## REQUIREMENT
Nothing but a number is expected: the count of lines in the data below that include "Pool".
PROVIDED INFORMATION section start
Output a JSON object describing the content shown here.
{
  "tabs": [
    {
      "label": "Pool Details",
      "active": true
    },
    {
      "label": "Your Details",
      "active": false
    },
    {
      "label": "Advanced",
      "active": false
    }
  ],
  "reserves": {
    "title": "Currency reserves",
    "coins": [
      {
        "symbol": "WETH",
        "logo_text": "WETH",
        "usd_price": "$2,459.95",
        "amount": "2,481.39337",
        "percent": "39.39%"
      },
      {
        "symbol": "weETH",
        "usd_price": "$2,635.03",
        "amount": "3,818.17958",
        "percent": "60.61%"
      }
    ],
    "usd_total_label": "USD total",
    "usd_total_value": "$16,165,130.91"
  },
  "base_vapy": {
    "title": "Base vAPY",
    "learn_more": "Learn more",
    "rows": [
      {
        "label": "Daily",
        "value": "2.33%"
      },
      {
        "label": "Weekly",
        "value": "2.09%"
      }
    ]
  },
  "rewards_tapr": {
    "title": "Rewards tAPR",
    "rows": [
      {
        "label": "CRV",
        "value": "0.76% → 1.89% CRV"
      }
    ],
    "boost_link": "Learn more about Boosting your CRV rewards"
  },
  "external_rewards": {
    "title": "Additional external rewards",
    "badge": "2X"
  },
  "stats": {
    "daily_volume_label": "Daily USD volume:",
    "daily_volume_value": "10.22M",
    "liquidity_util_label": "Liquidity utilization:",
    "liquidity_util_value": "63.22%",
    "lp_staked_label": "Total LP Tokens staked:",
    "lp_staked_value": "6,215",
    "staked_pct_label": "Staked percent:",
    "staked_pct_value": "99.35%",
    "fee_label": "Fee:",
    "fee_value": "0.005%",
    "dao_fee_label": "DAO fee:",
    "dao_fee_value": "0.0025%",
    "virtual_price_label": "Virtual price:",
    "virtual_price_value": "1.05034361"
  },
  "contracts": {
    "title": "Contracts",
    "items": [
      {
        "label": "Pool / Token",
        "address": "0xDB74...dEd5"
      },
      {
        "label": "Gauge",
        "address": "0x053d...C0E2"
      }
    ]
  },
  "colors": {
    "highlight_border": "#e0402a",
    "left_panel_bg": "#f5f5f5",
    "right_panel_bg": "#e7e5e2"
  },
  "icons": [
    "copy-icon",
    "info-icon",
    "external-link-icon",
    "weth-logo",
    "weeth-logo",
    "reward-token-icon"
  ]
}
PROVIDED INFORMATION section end
## EXPECTED ANSWER
2